WORK REQUEST:
A complete, exact copy of the records below is the required result.

DATA SECTION:
/---
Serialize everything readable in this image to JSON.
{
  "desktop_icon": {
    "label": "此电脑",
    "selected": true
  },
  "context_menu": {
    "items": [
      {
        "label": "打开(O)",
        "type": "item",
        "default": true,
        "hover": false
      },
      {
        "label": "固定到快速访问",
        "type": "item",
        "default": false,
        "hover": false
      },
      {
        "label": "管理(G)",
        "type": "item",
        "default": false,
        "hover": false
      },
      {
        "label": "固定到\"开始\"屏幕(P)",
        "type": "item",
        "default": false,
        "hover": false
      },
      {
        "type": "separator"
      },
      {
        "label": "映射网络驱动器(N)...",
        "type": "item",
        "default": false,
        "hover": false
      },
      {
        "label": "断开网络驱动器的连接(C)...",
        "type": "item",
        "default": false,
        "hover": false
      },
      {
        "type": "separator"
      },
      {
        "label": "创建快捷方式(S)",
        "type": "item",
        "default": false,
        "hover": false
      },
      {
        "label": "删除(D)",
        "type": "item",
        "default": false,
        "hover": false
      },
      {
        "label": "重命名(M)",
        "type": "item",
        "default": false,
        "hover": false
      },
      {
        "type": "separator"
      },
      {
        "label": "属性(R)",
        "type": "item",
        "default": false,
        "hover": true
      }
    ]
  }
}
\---
ANSWER BELOW:
Serialize everything readable in this image to JSON.
{
  "desktop_icon": {
    "label": "此电脑",
    "selected": true
  },
  "context_menu": {
    "items": [
      {
        "label": "打开(O)",
        "type": "item",
        "default": true,
        "hover": false
      },
      {
        "label": "固定到快速访问",
        "type": "item",
        "default": false,
        "hover": false
      },
      {
        "label": "管理(G)",
        "type": "item",
        "default": false,
        "hover": false
      },
      {
        "label": "固定到\"开始\"屏幕(P)",
        "type": "item",
        "default": false,
        "hover": false
      },
      {
        "type": "separator"
      },
      {
        "label": "映射网络驱动器(N)...",
        "type": "item",
        "default": false,
        "hover": false
      },
      {
        "label": "断开网络驱动器的连接(C)...",
        "type": "item",
        "default": false,
        "hover": false
      },
      {
        "type": "separator"
      },
      {
        "label": "创建快捷方式(S)",
        "type": "item",
        "default": false,
        "hover": false
      },
      {
        "label": "删除(D)",
        "type": "item",
        "default": false,
        "hover": false
      },
      {
        "label": "重命名(M)",
        "type": "item",
        "default": false,
        "hover": false
      },
      {
        "type": "separator"
      },
      {
        "label": "属性(R)",
        "type": "item",
        "default": false,
        "hover": true
      }
    ]
  }
}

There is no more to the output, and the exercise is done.